## TO DO
For each line of the listing that includes the word "photo", show the whole line.

|---|

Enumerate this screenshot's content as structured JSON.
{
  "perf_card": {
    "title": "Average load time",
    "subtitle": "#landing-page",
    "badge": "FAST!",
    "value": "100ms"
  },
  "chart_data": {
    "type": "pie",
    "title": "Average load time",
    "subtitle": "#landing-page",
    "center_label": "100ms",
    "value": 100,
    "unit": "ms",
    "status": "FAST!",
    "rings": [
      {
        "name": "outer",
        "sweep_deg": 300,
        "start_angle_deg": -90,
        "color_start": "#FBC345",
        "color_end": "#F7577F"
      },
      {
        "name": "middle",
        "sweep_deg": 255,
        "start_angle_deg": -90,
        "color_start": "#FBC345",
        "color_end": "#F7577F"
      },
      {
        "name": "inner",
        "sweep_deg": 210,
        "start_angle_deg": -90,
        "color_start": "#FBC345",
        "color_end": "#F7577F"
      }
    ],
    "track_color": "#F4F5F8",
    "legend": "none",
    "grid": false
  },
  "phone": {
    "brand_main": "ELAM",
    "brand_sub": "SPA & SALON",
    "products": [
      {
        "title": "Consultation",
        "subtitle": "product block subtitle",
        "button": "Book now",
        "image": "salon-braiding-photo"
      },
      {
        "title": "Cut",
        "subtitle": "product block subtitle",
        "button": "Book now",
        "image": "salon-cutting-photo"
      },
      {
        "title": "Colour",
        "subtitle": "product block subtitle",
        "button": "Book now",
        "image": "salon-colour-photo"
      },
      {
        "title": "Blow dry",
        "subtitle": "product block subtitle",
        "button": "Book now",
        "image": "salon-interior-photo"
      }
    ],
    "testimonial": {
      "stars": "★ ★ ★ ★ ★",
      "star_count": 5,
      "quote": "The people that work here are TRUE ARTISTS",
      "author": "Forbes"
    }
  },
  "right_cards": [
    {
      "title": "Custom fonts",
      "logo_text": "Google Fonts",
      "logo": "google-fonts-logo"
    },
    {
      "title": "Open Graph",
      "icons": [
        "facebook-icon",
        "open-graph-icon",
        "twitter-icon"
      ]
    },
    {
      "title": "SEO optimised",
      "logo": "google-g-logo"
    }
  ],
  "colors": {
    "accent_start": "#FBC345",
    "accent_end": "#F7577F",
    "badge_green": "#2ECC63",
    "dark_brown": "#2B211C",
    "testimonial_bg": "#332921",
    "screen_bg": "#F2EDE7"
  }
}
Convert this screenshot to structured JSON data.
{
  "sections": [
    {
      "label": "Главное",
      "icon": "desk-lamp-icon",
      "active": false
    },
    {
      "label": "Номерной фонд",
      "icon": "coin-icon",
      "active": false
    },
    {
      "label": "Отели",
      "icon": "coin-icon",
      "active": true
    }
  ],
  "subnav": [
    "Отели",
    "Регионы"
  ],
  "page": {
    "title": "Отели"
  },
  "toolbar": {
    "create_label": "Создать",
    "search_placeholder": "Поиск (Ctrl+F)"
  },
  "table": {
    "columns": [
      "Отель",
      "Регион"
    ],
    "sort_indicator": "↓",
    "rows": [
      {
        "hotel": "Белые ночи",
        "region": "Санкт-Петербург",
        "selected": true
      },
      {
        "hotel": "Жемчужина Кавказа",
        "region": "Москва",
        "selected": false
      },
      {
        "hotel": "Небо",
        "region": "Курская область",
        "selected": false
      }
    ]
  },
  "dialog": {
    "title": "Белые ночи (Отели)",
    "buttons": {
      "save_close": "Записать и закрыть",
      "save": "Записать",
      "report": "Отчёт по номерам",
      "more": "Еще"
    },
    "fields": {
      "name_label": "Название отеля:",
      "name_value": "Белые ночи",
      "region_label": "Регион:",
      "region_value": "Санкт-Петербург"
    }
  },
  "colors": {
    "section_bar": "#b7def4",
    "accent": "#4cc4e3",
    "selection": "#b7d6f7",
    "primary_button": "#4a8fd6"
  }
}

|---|

## WRITTEN ANSWER
        "image": "salon-braiding-photo"
        "image": "salon-cutting-photo"
        "image": "salon-colour-photo"
        "image": "salon-interior-photo"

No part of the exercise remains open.